Which lines below contain the word "title"? Copy each one.

────────

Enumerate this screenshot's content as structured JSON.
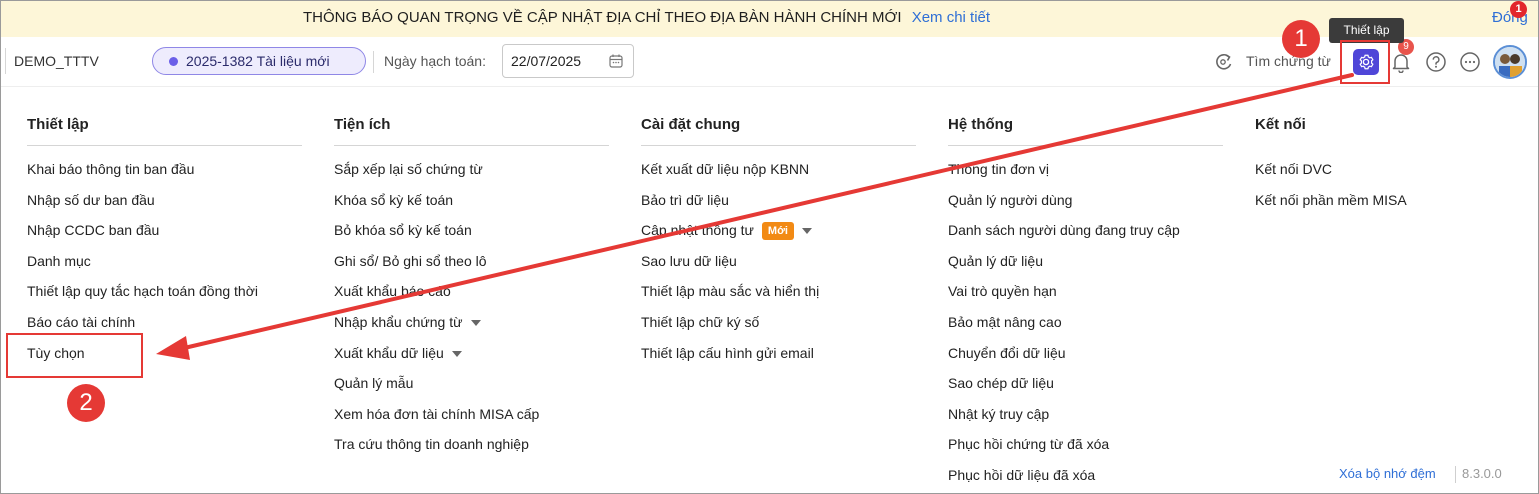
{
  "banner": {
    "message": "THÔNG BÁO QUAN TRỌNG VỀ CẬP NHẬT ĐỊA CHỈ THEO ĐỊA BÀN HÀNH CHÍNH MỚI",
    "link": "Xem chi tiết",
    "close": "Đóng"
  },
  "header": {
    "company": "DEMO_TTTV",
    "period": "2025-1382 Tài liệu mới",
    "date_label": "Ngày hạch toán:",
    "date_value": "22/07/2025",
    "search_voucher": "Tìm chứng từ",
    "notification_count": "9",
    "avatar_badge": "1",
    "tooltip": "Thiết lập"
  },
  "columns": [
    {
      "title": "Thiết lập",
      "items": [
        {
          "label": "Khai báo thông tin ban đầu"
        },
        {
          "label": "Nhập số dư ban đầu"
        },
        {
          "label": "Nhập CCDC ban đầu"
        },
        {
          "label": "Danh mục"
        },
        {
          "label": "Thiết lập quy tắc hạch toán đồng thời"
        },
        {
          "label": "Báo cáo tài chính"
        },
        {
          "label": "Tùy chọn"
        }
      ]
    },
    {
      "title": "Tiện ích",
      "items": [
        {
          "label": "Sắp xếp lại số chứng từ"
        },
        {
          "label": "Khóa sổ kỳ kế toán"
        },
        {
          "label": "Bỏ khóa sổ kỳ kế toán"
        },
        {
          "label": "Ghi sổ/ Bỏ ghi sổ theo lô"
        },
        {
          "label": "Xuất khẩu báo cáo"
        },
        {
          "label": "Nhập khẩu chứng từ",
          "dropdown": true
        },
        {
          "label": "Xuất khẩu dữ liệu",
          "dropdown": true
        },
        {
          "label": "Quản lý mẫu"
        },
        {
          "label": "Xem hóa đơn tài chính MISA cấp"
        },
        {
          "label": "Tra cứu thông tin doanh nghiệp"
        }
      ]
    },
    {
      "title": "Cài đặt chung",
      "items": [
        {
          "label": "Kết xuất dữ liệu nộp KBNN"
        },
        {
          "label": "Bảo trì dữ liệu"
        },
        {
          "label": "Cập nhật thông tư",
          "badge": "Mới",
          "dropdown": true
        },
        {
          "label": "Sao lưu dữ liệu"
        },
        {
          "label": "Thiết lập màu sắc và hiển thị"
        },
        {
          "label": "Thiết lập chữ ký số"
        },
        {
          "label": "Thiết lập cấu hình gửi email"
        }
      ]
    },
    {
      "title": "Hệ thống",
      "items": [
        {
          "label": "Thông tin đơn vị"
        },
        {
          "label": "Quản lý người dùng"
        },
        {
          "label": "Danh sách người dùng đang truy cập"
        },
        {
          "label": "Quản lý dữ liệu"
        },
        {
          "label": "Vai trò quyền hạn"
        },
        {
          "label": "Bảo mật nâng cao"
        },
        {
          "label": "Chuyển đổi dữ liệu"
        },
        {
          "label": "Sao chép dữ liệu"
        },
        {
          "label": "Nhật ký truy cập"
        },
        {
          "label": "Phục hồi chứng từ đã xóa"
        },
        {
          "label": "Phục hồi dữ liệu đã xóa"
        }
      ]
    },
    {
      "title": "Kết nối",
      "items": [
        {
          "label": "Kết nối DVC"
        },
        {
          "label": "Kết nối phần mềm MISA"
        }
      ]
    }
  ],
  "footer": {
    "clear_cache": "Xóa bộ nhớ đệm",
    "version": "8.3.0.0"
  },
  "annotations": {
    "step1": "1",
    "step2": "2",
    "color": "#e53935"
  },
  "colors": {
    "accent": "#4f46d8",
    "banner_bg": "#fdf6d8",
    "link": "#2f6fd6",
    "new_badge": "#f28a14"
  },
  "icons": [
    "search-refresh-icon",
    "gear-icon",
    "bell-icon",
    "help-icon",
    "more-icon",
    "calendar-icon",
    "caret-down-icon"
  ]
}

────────

Solved exercise:
      "title": "Thiết lập",
      "title": "Tiện ích",
      "title": "Cài đặt chung",
      "title": "Hệ thống",
      "title": "Kết nối",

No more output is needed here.